Returning to Sid’s case, I remember how hard it was to convince him that his obsessive pursuit of money was not rational. As he focused on accumulating more, he didn’t even realise that he already had it all. More importantly, if money was his sole measure of success, he couldn’t be surprised if it turned out to be all that he would ever have.
If you can’t be content with what you have, you’re unlikely to be happy with more. At one point, I asked Sid to tell me the income level he believed he needed. After reflecting, he came to realise that there would never be such a thing as “enough”. It started to dawn on him just how illogical and destructive his behaviour was – for him and the people in his life.
Sid and I spent quite some time exploring his underlying issues and the associations between his anxiety and his greed-fuelled actions. Gradually, he came to understand that he was really craving self-acceptance and “rich”, satisfying relationships. He saw that he could break his psychological chains and that he did have choices.
One of the most difficult tasks for greedy people is learning to be selfish in a proper way. They need to pay attention to their inner self. As Sid’s case shows, this is not an easy process. It requires persistence, patience, humility, courage and commitment. But a long-term investment in the self can be a powerful antidote to greed and other forms of addiction.
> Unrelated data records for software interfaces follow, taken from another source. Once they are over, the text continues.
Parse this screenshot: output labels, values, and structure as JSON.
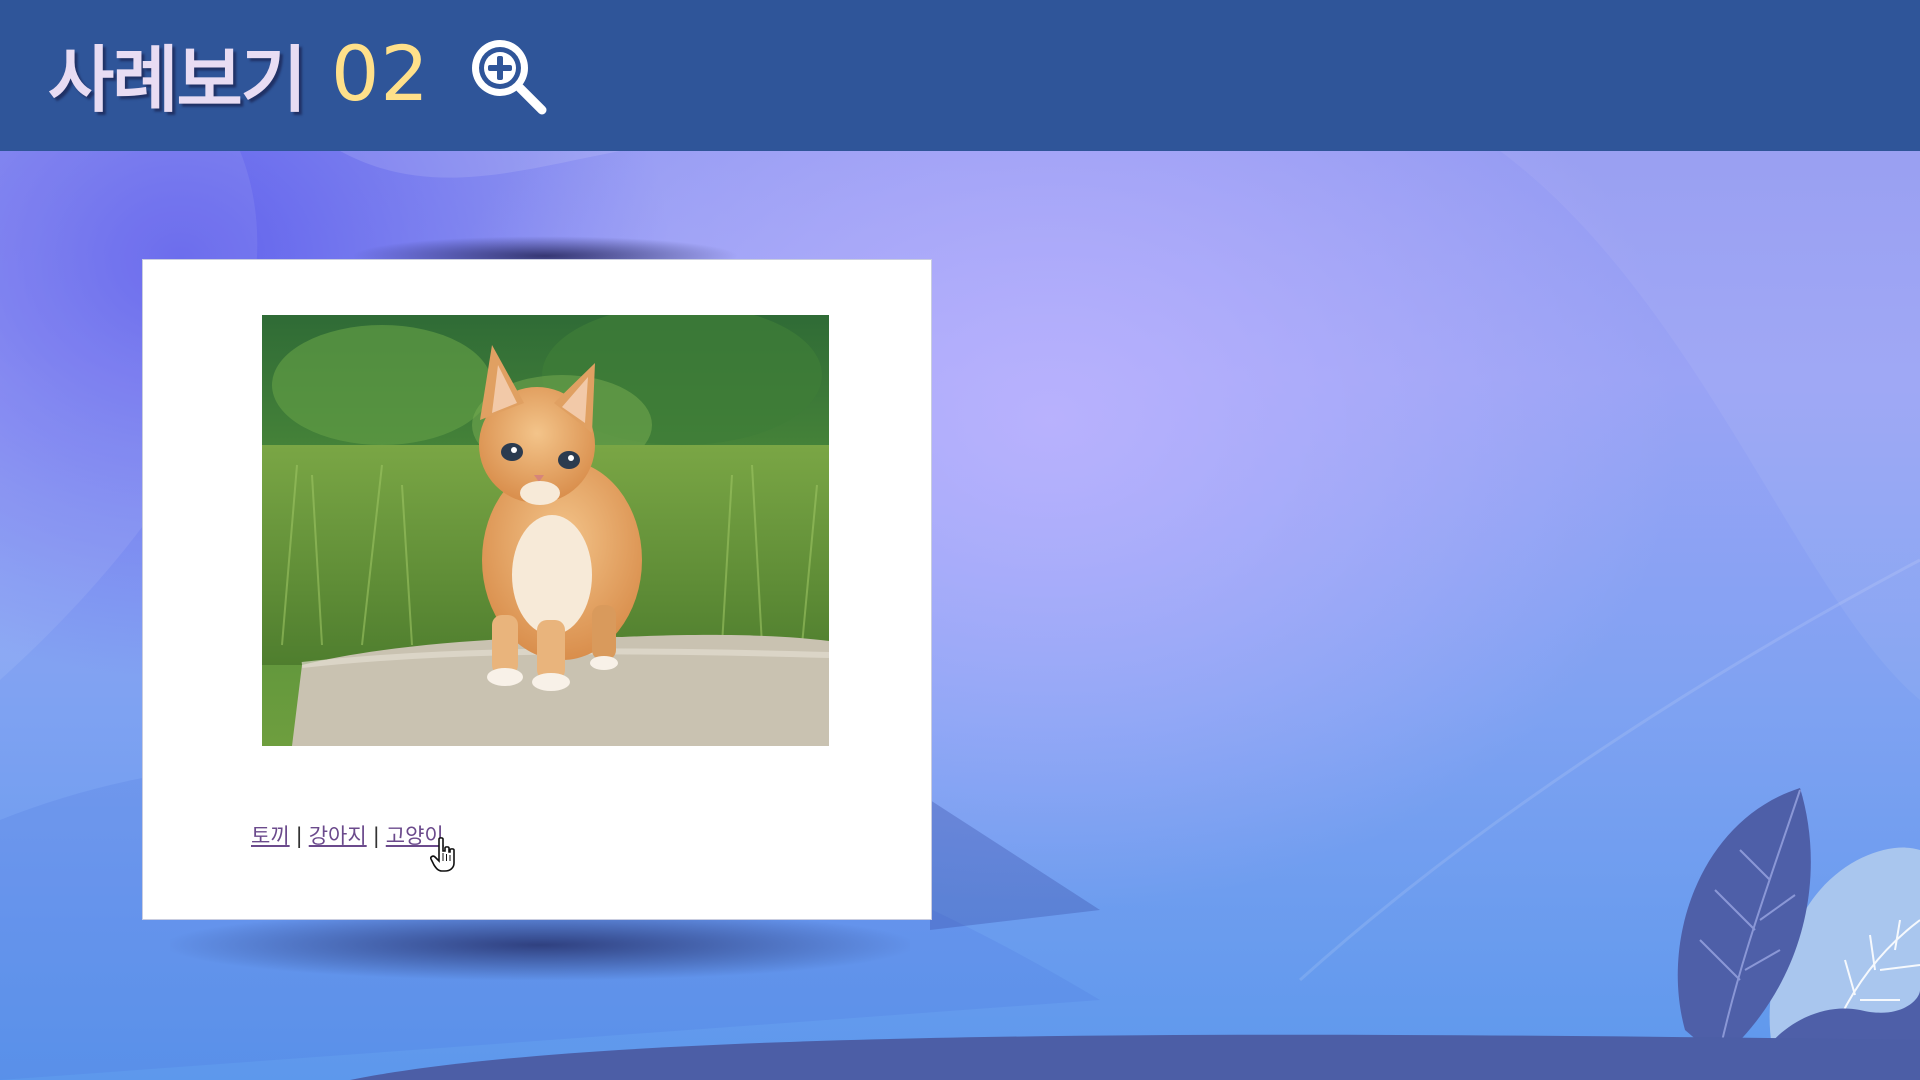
{
  "header": {
    "title": "사례보기",
    "number": "02",
    "zoom_icon": "zoom-in-icon"
  },
  "example": {
    "image_alt": "kitten",
    "links": [
      {
        "label": "토끼"
      },
      {
        "label": "강아지"
      },
      {
        "label": "고양이"
      }
    ],
    "separator": "|"
  },
  "colors": {
    "header_bg": "#2f5599",
    "title_number": "#ffe08a",
    "link": "#6b4a8c"
  }
}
As the philosopher Vernon Howard said, “You have succeeded in life when all you really want is only what you really need.”
Manfred F. R. Kets de Vries is the Distinguished Clinical Professor of Leadership Development & Organisational Change at INSEAD and the Raoul de Vitry d'Avaucourt Chaired Professor of Leadership Development, Emeritus. He is the Programme Director of The Challenge of Leadership, one of INSEAD’s top Executive Education programmes.
He brings a different view to the much-studied subjects of leadership and the dynamics of individual and organisational change. Based on his knowledge and experience of economics (EconDrs, University of Amsterdam), management (ITP, MBA, and DBA, Harvard Business School), and psychoanalysis (Canadian Psychoanalytic Society and the International Psychoanalytic Association), he scrutinises the interface between international management, psychoanalysis, psychotherapy, and dynamic psychiatry.
He is the author, co-author or editor of fifty books and has published over 400 papers as articles or chapters in books. His books and articles were translated into thirty-one languages.
Kets de Vries is a consultant on organisational design/transformation and strategic human resource management to leading US, Canadian, European, African, and Asian companies and has worked in more than forty countries.